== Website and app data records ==
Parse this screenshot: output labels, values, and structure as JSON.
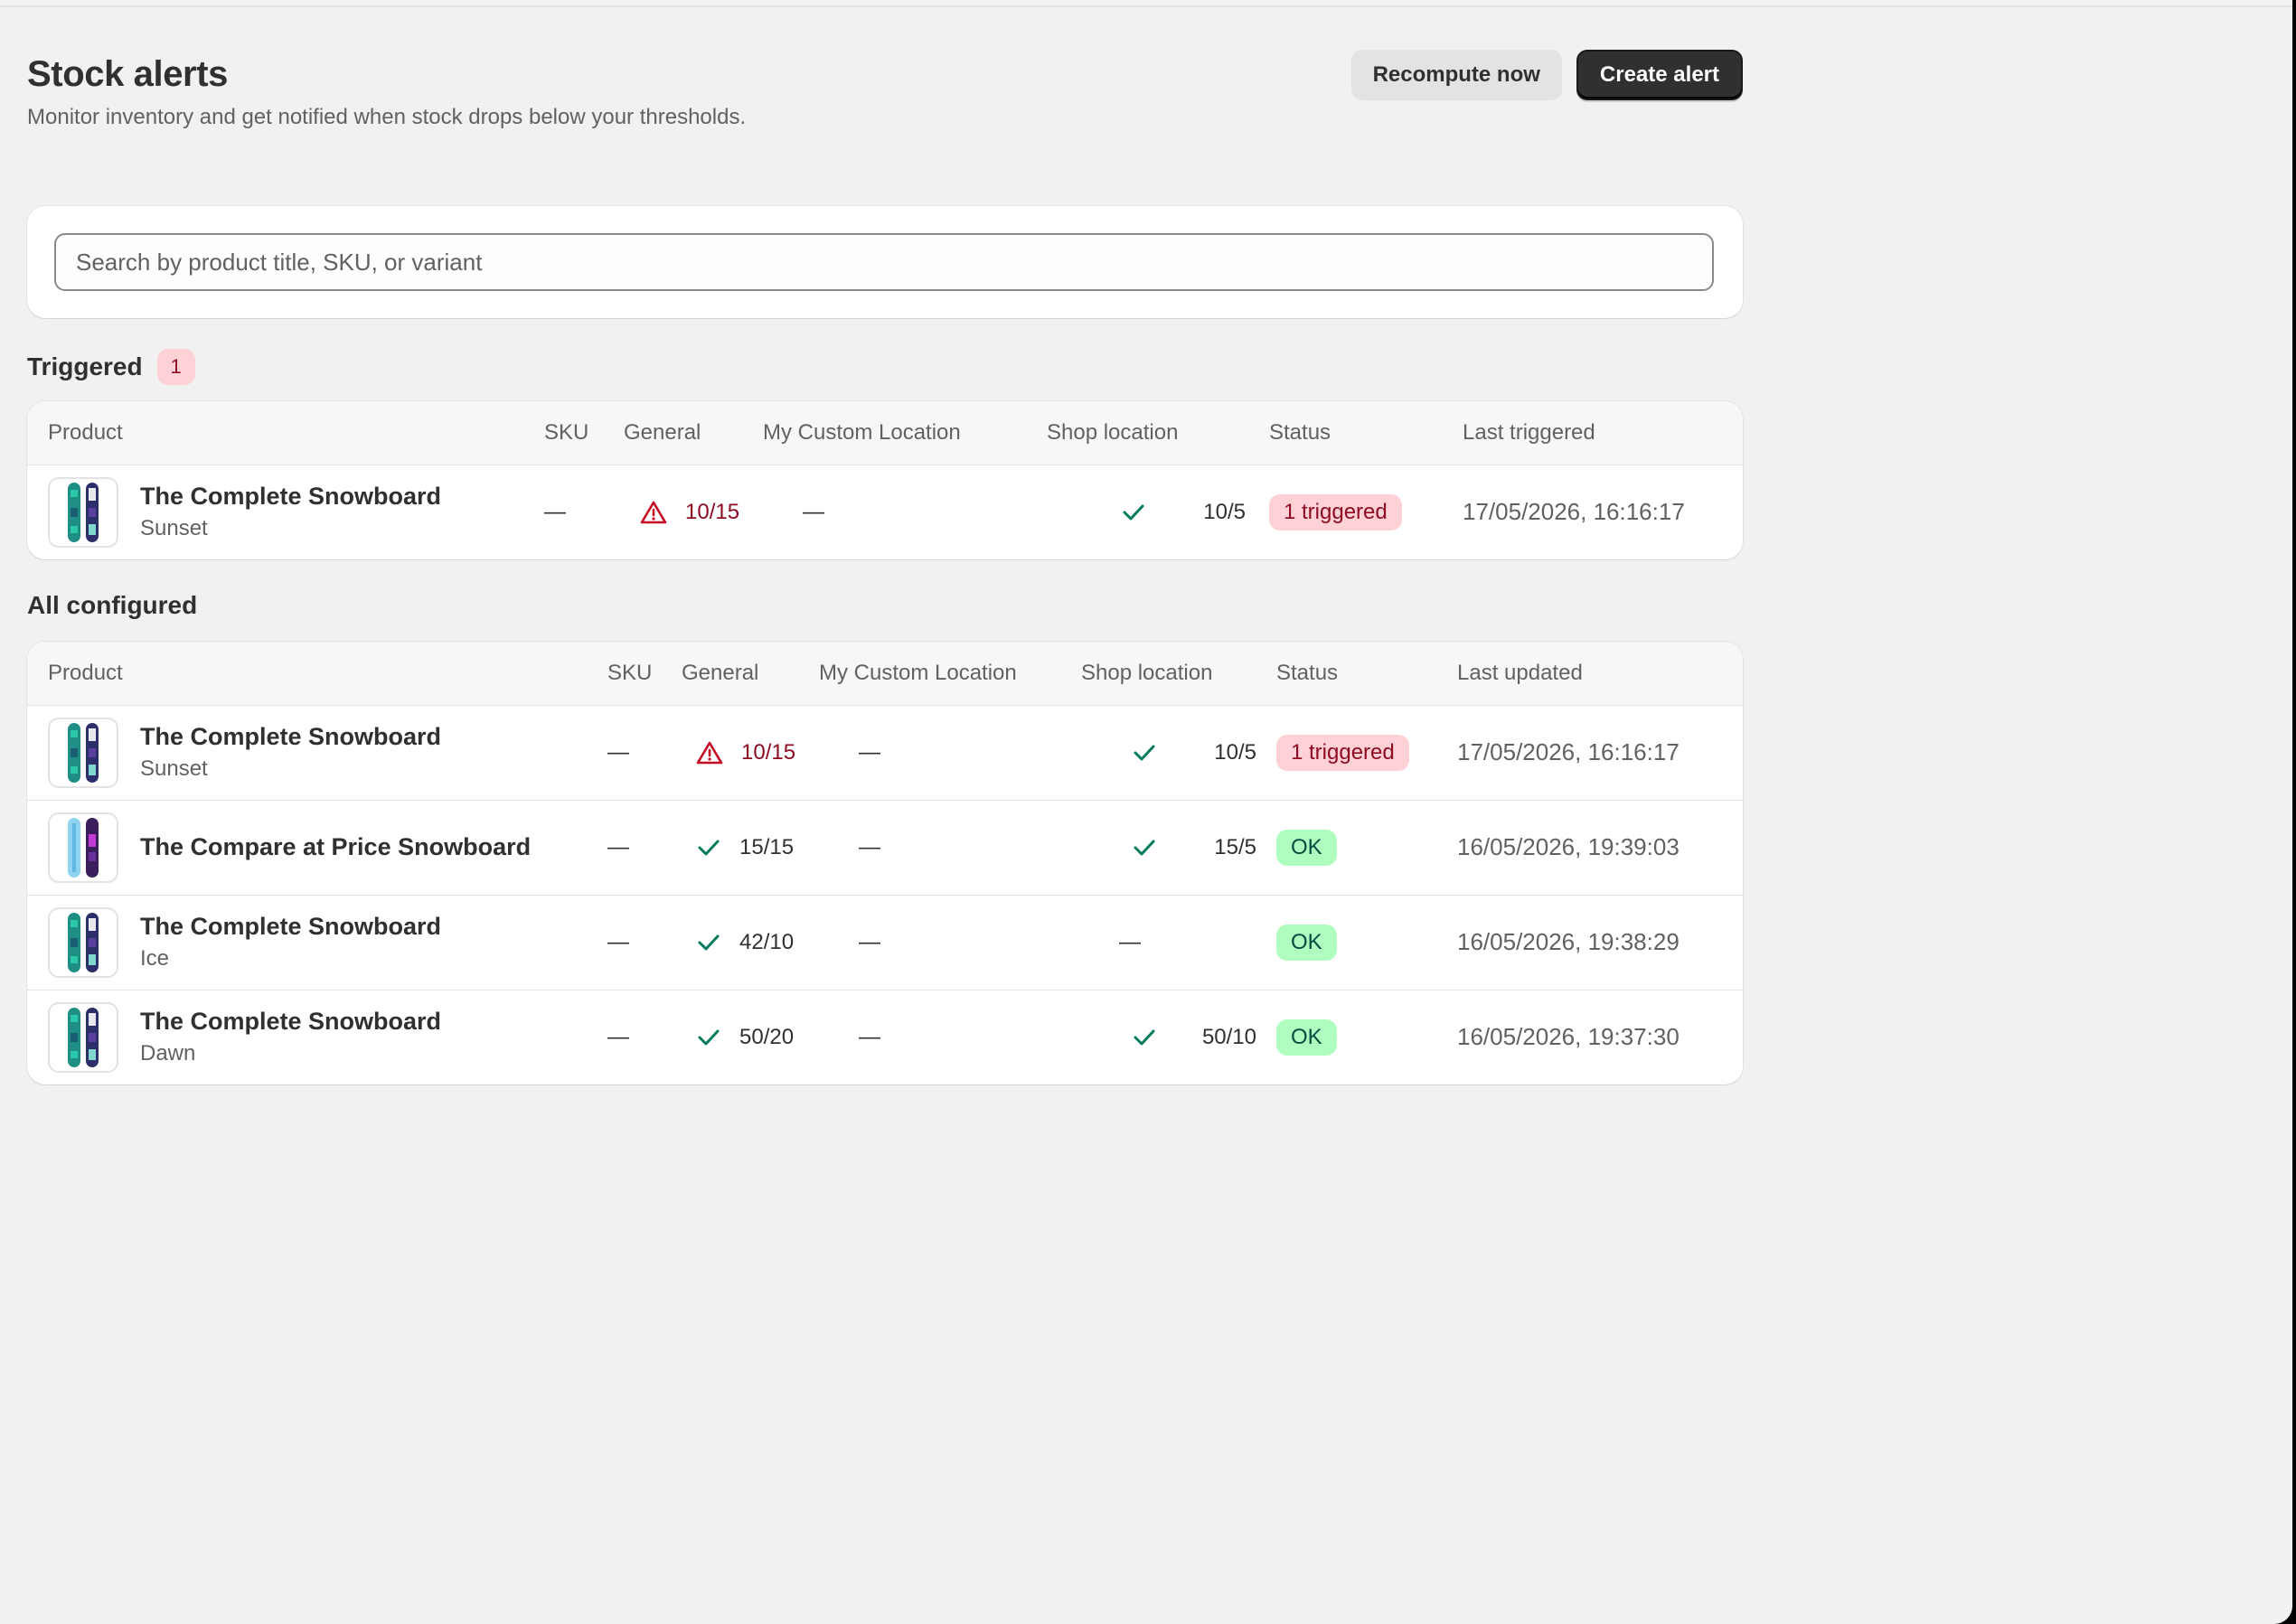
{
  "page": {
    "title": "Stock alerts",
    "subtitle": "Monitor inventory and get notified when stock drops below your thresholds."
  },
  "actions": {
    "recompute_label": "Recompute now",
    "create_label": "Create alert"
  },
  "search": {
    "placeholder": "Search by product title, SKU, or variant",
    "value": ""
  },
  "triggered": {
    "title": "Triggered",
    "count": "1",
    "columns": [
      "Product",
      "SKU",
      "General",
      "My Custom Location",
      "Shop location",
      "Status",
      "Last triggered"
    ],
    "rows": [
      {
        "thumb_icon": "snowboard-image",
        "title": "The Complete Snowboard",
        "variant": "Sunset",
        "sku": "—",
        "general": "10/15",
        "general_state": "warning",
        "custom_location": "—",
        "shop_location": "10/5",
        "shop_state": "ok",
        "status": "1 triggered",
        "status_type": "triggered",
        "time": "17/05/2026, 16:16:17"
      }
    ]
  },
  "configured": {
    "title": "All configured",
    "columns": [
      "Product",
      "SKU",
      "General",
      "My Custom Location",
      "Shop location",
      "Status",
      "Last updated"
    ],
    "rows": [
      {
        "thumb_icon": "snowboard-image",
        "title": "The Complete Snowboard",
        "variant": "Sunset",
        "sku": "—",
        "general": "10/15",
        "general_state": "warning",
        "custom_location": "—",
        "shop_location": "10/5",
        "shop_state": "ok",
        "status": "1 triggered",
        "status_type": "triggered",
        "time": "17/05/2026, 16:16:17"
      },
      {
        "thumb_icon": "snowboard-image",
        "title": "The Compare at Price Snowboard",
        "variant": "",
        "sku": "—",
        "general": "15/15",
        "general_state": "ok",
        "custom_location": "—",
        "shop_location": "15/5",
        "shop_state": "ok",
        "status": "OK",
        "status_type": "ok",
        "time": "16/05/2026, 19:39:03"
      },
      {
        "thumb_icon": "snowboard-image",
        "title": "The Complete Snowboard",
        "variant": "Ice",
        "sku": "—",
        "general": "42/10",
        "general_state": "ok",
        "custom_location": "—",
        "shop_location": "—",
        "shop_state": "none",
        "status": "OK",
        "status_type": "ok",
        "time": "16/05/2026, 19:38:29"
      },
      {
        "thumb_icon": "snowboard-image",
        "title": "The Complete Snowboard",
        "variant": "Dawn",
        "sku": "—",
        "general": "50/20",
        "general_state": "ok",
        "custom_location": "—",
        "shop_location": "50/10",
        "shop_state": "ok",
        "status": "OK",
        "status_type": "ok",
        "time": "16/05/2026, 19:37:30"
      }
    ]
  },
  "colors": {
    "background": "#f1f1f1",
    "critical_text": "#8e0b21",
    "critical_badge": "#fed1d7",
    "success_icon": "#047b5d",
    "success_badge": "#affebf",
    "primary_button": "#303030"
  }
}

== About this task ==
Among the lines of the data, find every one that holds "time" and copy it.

== Written response ==
        "time": "17/05/2026, 16:16:17"
        "time": "17/05/2026, 16:16:17"
        "time": "16/05/2026, 19:39:03"
        "time": "16/05/2026, 19:38:29"
        "time": "16/05/2026, 19:37:30"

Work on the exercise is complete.